For most of human history, if a person wanted to find out if the new downtown restaurant was worth visiting for date night, whether a remodeling contractor was legitimate, or whether a vacation destination hotel was clean or full of bedbugs, they would have to ask around. Friends, family, or casual contacts may have been harangued for their opinions about various businesses. Online reviews have improved that system, and made our lives easier. Online reviews tend to be across a wide number of people and represent a great variety of situations, rather than just one opinion which may have been based on one incidence of bad service.

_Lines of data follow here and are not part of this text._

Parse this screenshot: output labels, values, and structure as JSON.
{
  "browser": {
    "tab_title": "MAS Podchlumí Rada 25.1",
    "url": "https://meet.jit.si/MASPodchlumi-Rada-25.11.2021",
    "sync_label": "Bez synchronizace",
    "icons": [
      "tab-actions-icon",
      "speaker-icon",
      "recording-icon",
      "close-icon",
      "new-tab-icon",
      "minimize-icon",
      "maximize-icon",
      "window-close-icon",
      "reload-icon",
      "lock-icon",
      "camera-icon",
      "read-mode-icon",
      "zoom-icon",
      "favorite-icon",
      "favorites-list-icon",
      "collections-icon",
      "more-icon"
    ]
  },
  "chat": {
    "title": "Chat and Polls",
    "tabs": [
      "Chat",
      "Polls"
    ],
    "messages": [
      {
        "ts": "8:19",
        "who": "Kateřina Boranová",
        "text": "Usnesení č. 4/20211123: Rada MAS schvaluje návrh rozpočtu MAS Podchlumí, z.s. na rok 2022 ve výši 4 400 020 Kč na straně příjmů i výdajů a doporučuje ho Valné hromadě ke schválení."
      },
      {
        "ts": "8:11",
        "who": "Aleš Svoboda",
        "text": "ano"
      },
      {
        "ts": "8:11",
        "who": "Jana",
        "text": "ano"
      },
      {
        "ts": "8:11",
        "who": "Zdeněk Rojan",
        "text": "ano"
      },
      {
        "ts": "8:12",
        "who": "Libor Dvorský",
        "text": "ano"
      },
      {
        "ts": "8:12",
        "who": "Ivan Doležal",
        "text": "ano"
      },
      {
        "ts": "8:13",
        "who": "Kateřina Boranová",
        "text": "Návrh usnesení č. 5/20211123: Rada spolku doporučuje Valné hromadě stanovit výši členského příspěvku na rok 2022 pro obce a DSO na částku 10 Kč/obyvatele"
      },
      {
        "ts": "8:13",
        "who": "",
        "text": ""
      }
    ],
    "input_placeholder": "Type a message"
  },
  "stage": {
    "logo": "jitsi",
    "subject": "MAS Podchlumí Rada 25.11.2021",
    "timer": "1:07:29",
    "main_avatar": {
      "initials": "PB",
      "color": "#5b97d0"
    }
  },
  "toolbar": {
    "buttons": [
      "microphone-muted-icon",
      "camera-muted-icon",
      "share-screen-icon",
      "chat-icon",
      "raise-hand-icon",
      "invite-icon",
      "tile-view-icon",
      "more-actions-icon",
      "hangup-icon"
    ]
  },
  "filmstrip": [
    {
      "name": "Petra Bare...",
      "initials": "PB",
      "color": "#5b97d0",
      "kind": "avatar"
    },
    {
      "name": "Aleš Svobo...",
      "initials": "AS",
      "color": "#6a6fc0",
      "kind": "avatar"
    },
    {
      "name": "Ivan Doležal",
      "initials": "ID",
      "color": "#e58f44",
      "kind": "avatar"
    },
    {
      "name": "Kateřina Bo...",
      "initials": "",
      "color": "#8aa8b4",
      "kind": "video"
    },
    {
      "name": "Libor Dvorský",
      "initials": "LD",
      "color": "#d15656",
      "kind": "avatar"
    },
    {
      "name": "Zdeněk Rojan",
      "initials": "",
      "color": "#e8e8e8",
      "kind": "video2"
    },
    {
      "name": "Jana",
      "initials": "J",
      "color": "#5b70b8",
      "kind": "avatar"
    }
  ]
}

The last few years have shown a steady increase in the number of people turning to online reviews as an enhancement or replacement to personal recommendations, and for good reason. Such sites exist for virtually anything – hotels, restaurants, a broad array of services, and even traffic lights. However, some see online reviews as a threat and would rather stifle free speech than risk a bad review. Those being reviewed would have never dreamed of taking legal action to shut down the talk of neighbors but now try to do so online. The chosen tool for curtailing opinions? Non-disparagement clauses, or so called “gag clauses.”
Gag clauses are typically a few sentences added to a form contract requiring that customers not write negative reviews of the service or product provided. Some contracts even define the penalty, often in the hundreds of dollars for each violation, but in practice often the customer is forced to remove the negative review. The clause is an attempt to restrict a person’s speech, at least of negative reviews as apparently positive reviews have not been the subject of any legal hijinks.
But robust free speech is the cornerstone of liberty and critical in facilitating commerce. At the same time, the freedom to contract is also critical. When two desired liberties are in conflict, a solution must be found. In this case one already exists, albeit one that is costly for the consumer.
Contract law includes a notion of “unconscionable contract,” a contract that is extremely one-sided or unjust. Provisions that would limit damages against a seller, require the customer to disclaim a warranty, or instances where bargaining power is lop-sided are all examples of an unconscionable contract. These contracts are routinely struck down by a court typically based on state law, which means the clauses related to online reviews are typically unenforceable. So why do vendors keep using them?
The clauses do succeed at one thing – making those who post reviews despite the contract clause very nervous about being sued. Even though the vast likelihood is that they will win in court, the cost of that win can be high and, to many, not worth the effort. The clauses often operate as little more than a means of intimidation.
This abuse led to the introduction of the Consumer Review Freedom Act in both the U.S. Senate (S. 2044) and House of Representatives (H.R. 2110). The act, if passed by the House and signed by the president, makes void any provision of contract that prohibits or penalizes consumers for reviewing a vendor’s services or products. The benefit for consumers is obvious: the fear of prosecution and the expense of pursuing the case in court are removed.
S.2044 is consistent with the American Legislative Exchange Council Model Public Participation Protection Act that calls for limiting lawsuits against those expressing an opinion online. The intent is to encourage and safeguard public participation in civic society.
Lawsuits designed to discourage, intimidate, retaliate against and, ultimately, silence critics by forcing them to spend time and money to defend themselves in litigation only lead to cynicism about contracts and the courts. Perhaps worse, such actions designed to limit speech and thought are repugnant to the very meaning of being American. This is a bipartisan issue perfectly suited, having already been approved in the Senate, for consideration in the House even given the very tight legislative schedule. Congress could do worse in an election year than overtly protecting thoughts expressed online.
Cleland is the vice president of the American Legislative Exchange Council (ALEC) Center for Innovation and Technology. He is a research fellow with the Institute for Policy Innovation and also serves on the Internet Education Foundation Board of Directors.